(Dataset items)
-------------------------

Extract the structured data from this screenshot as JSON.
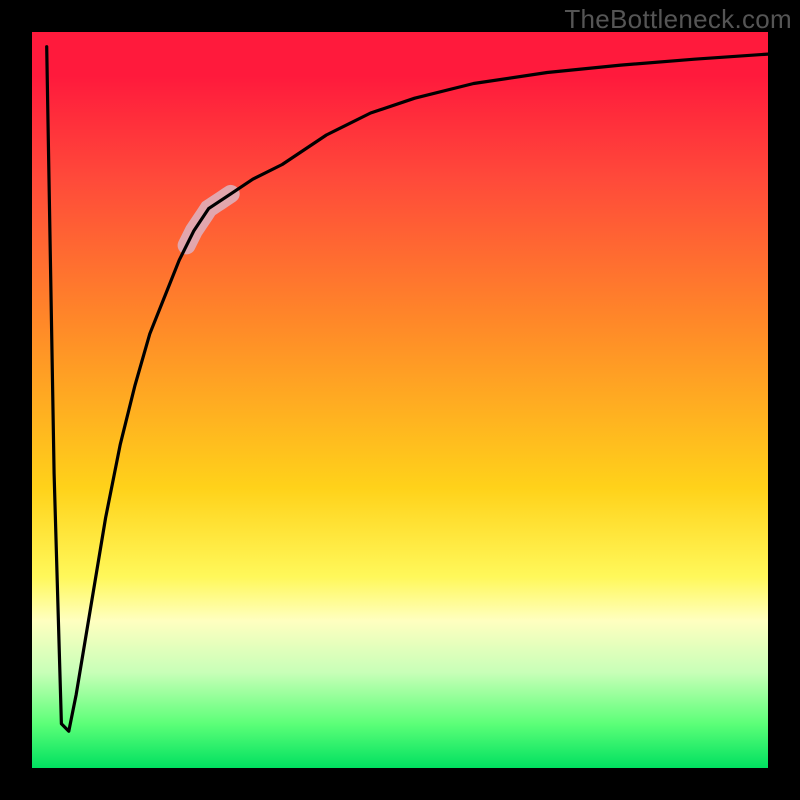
{
  "watermark": "TheBottleneck.com",
  "chart_data": {
    "type": "line",
    "title": "",
    "xlabel": "",
    "ylabel": "",
    "xlim": [
      0,
      100
    ],
    "ylim": [
      0,
      100
    ],
    "grid": false,
    "legend": false,
    "series": [
      {
        "name": "curve",
        "x": [
          2,
          3,
          4,
          5,
          6,
          8,
          10,
          12,
          14,
          16,
          18,
          20,
          22,
          24,
          27,
          30,
          34,
          40,
          46,
          52,
          60,
          70,
          80,
          90,
          100
        ],
        "y": [
          98,
          40,
          6,
          5,
          10,
          22,
          34,
          44,
          52,
          59,
          64,
          69,
          73,
          76,
          78,
          80,
          82,
          86,
          89,
          91,
          93,
          94.5,
          95.5,
          96.3,
          97
        ]
      }
    ],
    "highlight": {
      "x_range": [
        21,
        27
      ],
      "color": "#e2a6ad"
    }
  }
}
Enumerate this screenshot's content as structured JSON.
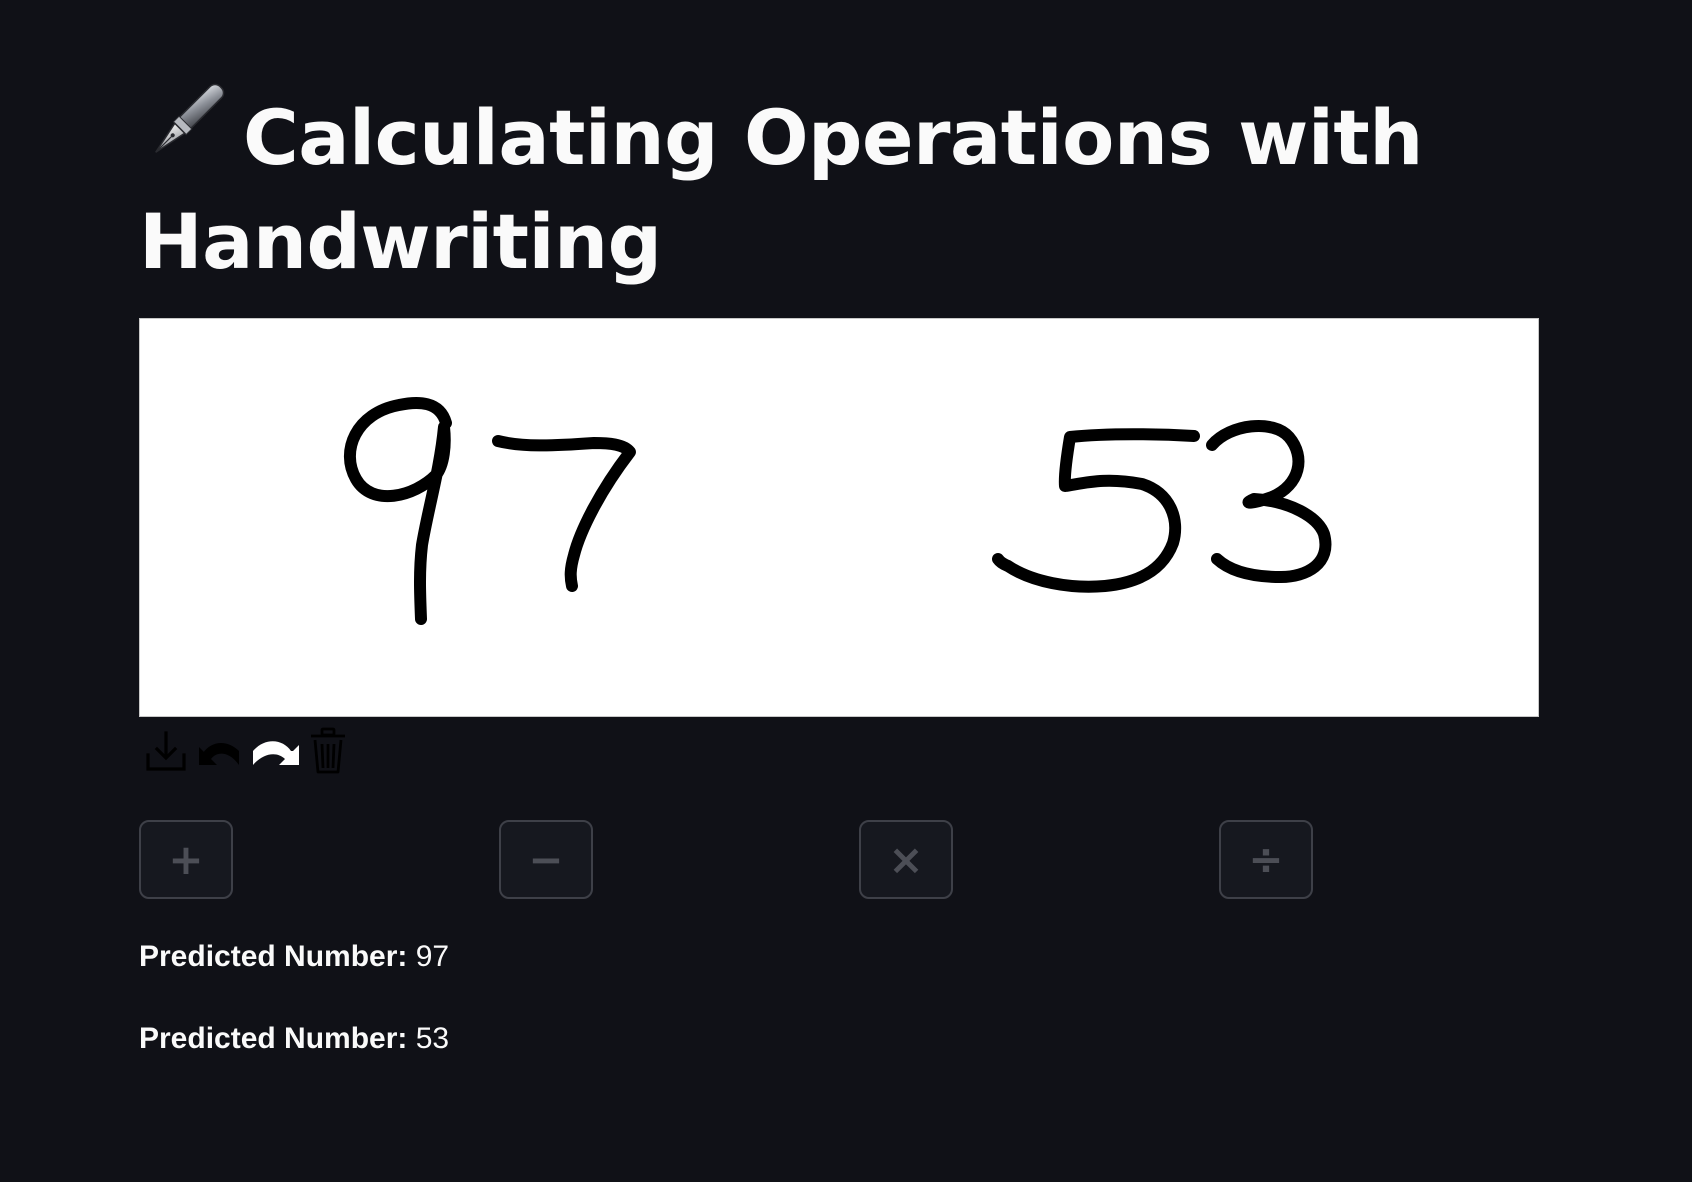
{
  "header": {
    "title": "Calculating Operations with Handwriting",
    "emoji_icon": "fountain-pen-icon"
  },
  "canvas": {
    "background": "#ffffff",
    "stroke_color": "#000000",
    "drawn_numbers": [
      "97",
      "53"
    ]
  },
  "toolbar": {
    "icons": [
      "download-icon",
      "undo-icon",
      "redo-icon",
      "trash-icon"
    ]
  },
  "operations": [
    {
      "symbol": "+",
      "icon": "plus-icon"
    },
    {
      "symbol": "−",
      "icon": "minus-icon"
    },
    {
      "symbol": "×",
      "icon": "multiply-icon"
    },
    {
      "symbol": "÷",
      "icon": "divide-icon"
    }
  ],
  "predictions": [
    {
      "label": "Predicted Number:",
      "value": "97"
    },
    {
      "label": "Predicted Number:",
      "value": "53"
    }
  ],
  "colors": {
    "background": "#101117",
    "text": "#fafafa",
    "button_border": "#3e4048",
    "button_symbol": "#4c4e56"
  }
}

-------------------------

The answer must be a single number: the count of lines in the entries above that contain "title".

2